We want compensation for her medical bills and the totaled car, not to mention my daughter's pain and suffering for all she went through. What can we do about this? Is it legal for the insurance company to deny coverage for this and just leave us holding the bill? It doesn't seem right.
Disclaimer: Information provided in our response is NOT formal legal advice. It is generic legal information based on the very limited information provided. Under no circumstances should the information in our response, or anywhere else on this site be relied upon when deciding the proper course of a legal matter. Our response does NOT create an attorney-client relationship. Always get a formal case review from a licensed attorney in your area.
ANSWER for "Can insurance company deny coverage if at-fault driver had a suspended license?":

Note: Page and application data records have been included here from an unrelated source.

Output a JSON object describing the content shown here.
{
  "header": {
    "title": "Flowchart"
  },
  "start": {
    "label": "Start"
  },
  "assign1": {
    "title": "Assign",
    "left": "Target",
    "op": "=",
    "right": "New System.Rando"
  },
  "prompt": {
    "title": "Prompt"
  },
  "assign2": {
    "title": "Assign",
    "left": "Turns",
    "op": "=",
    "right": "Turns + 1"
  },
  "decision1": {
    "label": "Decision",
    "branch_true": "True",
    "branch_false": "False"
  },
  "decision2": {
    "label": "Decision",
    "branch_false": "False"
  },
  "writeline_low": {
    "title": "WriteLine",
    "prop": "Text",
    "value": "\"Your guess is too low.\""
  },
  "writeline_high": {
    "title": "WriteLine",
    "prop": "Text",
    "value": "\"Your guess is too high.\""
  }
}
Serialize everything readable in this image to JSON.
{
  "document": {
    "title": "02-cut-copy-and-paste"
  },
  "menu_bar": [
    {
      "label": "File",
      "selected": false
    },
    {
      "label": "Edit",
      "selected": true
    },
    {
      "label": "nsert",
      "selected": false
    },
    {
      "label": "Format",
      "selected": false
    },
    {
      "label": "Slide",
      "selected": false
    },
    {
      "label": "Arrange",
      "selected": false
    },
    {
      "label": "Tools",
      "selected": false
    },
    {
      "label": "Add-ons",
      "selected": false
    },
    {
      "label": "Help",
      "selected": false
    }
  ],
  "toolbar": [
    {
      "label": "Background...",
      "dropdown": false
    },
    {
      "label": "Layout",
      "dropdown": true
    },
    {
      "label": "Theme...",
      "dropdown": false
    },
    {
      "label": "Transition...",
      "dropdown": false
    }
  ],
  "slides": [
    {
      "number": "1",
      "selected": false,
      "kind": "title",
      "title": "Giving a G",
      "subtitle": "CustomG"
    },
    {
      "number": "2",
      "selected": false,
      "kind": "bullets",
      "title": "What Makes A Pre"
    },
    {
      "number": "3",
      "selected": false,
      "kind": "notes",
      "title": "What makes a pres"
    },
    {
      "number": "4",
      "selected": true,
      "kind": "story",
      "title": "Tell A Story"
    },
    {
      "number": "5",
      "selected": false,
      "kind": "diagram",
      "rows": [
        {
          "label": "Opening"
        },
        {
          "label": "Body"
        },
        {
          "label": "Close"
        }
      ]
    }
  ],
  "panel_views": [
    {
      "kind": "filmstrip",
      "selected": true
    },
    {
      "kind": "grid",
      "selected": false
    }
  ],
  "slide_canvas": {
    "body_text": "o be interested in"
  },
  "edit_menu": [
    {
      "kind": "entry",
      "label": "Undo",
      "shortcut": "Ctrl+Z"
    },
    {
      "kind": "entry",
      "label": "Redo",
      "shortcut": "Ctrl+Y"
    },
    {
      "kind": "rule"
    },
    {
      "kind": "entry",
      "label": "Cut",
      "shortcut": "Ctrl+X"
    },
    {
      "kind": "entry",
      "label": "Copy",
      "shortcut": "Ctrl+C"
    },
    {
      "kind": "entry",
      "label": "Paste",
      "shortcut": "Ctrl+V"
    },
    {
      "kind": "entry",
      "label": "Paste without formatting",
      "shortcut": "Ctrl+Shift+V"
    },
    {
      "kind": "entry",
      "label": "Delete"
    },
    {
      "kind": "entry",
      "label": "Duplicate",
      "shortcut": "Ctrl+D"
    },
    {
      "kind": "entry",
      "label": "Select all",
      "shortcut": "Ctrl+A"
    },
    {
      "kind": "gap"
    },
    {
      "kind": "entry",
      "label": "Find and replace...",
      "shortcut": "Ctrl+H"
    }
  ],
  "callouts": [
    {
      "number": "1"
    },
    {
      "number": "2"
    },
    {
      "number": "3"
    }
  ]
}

If the at-fault driver had liability insurance at the time of the collision his insurance company must provide coverage. Whether the driver's license was suspended or not should have no bearing on their duty to insure him. As long as his coverage was in effect at the time of the collision there should be no question of the insurance company's duty to cover him for the damages he caused.
Of course, the amount of damages the insurance company would be liable to pay would only be the maximum amount of the driver's liability coverage.
If the driver was uninsured at the time of the collision, your daughter would have to pursue a case against him personally (i.e. against his personal assets). If the driver has no assets she could have a judgement issued against him by the courts.
In addition to pursuing a claim against the driver, your daughter also has a right to pursue a separate claim against the owner of the vehicle. Both claims should be independent of one another.
Be sure to gather as much evidence of the driver's negligence as possible. Police reports, witnesses statement, photographs, and other evidence of the collision will be very important.
If the insurance company continues to refuse to provide coverage, seeking the advice and counsel of an attorney would be your next step.
If the attorney is able to prove the insurance company wrongfully denied the claim, and did so in "bad faith" the amount of damages your daughter would be eligible to receive would be well above the amount of the driver's liability coverage. A successful bad faith insurance lawsuit can result in the insurance company having to many thousands of dollars in damages, especially punitive damages.
The above is general information. Laws change frequently, and across jurisdictions. You should get a personalized case evaluation from an attorney licensed in your state. Find a local attorney to give you a free case review here, or call (888) 647-2490.
The accuracy of information provided on this site is not guaranteed. It is generic information for informal purposes only. It is NOT formal legal advice. Your use of this site does NOT create an attorney-client relationship. Before relying on any information found in this site you should consult with a licensed attorney in your state. If you are currently represented by an attorney, you should strictly abide by his/her counsel.